  • P. He, J. Gao, and W. Chen (2021) DeBERTaV3: improving deberta using electra-style pre-training with gradient-disentangled embedding sharing. External Links: 2111.09543 Cited by: Model.
  • X. Huang, Y. Chen, S. Wu, J. Zhao, Y. Xie, and W. Sun (2021) Named entity recognition via noise aware training mechanism with data filter. In Findings of the Association for Computational Linguistics: ACL-IJCNLP 2021, Online, pp. 4791–4803. External Links: Link, Document Cited by: Methods.
  • Q. Jin, J. Liu, and X. Lu (2019) Deep contextualized biomedical abbreviation expansion. In Proceedings of the 18th BioNLP Workshop and Shared Task, Florence, Italy, pp. 88–96. External Links: Link, Document Cited by: Introduction.
  • D. Kaushik, A. Setlur, E. H. Hovy, and Z. C. Lipton (2021) Explaining the efficacy of counterfactually augmented data. In International Conference on Learning Representations, External Links: Link Cited by: ADBCMM.
  • H. Le, L. Vial, J. Frej, V. Segonne, M. Coavoux, B. Lecouteux, A. Allauzen, B. Crabbé, L. Besacier, and D. Schwab (2020) FlauBERT: unsupervised language model pre-training for french. In Proceedings of The 12th Language Resources and Evaluation Conference, Marseille, France, pp. 2479–2490. External Links: Link Cited by: Baseline.
  • Y. Li, B. Zhao, A. Fuxman, and F. Tao (2018) Guess me if you can: acronym disambiguation for enterprises. In Proceedings of the 56th Annual Meeting of the Association for Computational Linguistics (Volume 1: Long Papers), Melbourne, Australia, pp. 1308–1317. External Links: Link, Document Cited by: Introduction.
  • X. Liang, L. Wu, J. Li, Y. Wang, Q. Meng, T. Qin, W. Chen, M. Zhang, and T. Liu (2021)

    R-drop: regularized dropout for neural networks

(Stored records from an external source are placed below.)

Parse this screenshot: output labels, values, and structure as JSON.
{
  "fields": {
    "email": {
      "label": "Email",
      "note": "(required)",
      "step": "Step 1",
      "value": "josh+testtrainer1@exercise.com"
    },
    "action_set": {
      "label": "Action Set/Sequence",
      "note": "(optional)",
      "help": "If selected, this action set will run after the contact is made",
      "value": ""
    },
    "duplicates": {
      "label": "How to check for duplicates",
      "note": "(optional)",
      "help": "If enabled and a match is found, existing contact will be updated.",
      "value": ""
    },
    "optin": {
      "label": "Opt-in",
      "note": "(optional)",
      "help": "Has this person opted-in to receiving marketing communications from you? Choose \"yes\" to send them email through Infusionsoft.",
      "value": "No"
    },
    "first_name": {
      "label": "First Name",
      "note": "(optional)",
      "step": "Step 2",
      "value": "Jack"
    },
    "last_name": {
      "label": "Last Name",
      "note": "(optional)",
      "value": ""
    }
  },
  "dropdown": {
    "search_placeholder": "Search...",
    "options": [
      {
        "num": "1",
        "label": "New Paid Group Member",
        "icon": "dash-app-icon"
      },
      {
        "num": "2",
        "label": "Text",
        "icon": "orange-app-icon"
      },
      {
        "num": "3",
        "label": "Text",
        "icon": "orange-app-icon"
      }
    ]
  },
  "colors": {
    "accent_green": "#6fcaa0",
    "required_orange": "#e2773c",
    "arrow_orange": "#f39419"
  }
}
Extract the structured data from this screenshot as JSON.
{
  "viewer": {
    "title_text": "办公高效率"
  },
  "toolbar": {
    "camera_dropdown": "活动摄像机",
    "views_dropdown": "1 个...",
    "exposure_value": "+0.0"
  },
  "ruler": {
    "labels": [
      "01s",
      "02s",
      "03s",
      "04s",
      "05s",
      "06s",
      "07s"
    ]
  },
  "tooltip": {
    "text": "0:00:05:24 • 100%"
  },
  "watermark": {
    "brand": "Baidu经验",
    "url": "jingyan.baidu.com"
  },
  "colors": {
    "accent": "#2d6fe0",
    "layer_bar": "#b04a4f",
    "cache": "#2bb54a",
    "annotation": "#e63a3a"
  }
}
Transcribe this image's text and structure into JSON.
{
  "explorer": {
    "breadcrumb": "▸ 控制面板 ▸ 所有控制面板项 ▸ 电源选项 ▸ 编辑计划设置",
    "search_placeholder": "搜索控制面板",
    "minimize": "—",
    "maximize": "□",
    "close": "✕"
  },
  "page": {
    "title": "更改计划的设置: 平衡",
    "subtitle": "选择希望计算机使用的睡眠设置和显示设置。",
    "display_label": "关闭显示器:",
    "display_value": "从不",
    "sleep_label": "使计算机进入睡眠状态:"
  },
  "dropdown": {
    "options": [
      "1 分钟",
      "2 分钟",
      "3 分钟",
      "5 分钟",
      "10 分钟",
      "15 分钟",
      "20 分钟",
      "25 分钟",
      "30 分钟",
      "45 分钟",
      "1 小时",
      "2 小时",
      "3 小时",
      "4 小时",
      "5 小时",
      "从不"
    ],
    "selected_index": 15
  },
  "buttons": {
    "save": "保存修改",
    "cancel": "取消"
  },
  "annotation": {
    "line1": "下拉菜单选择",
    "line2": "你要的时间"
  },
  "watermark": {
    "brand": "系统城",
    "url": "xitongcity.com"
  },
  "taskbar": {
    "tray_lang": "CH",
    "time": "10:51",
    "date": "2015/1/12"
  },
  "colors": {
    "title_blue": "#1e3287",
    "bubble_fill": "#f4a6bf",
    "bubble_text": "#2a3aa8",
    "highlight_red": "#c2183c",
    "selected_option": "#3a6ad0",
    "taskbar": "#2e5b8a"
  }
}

    In NeurIPS, Cited by: Methods.
  • C. Pan, B. Song, S. Wang, and Z. Luo (2021) BERT-based acronym disambiguation with multiple training strategies. ArXiv abs/2103.00488. Cited by: Introduction, Previous work, The model framework.
  • N. Srivastava, G. Hinton, A. Krizhevsky, I. Sutskever, and R. Salakhutdinov (2014) Dropout: a simple way to prevent neural networks from overfitting.

    Journal of Machine Learning Research

    15 (56), pp. 1929–1958.
    External Links: Link Cited by: Child-Tuning.
  • T. Wolf, L. Debut, V. Sanh, J. Chaumond, C. Delangue, A. Moi, P. Cistac, T. Rault, R. Louf, M. Funtowicz, J. Davison, S. Shleifer, P. von Platen, C. Ma, Y. Jernite, J. Plu, C. Xu, T. L. Scao, S. Gugger, M. Drame, Q. Lhoest, and A. M. Rush (2020)

    Transformers: state-of-the-art natural language processing

    In Proceedings of the 2020 Conference on Empirical Methods in Natural Language Processing: System Demonstrations, Online, pp. 38–45. External Links: Link Cited by: The model framework.
  • R. Xu, F. Luo, Z. Zhang, C. Tan, B. Chang, S. Huang, and F. Huang (2021) Raise a child in large language model: towards effective and generalizable fine-tuning. In Proceedings of the 2021 Conference on Empirical Methods in Natural Language Processing, Online and Punta Cana, Dominican Republic, pp. 9514–9528. External Links: Link Cited by: Methods.
  • Q. Zhong, G. Zeng, D. Zhu, Y. Zhang, W. Lin, B. Chen, and J. Tang (2021) Leveraging domain agnostic and specific knowledge for acronym disambiguation. ArXiv abs/2107.00316. Cited by: Introduction, Previous work.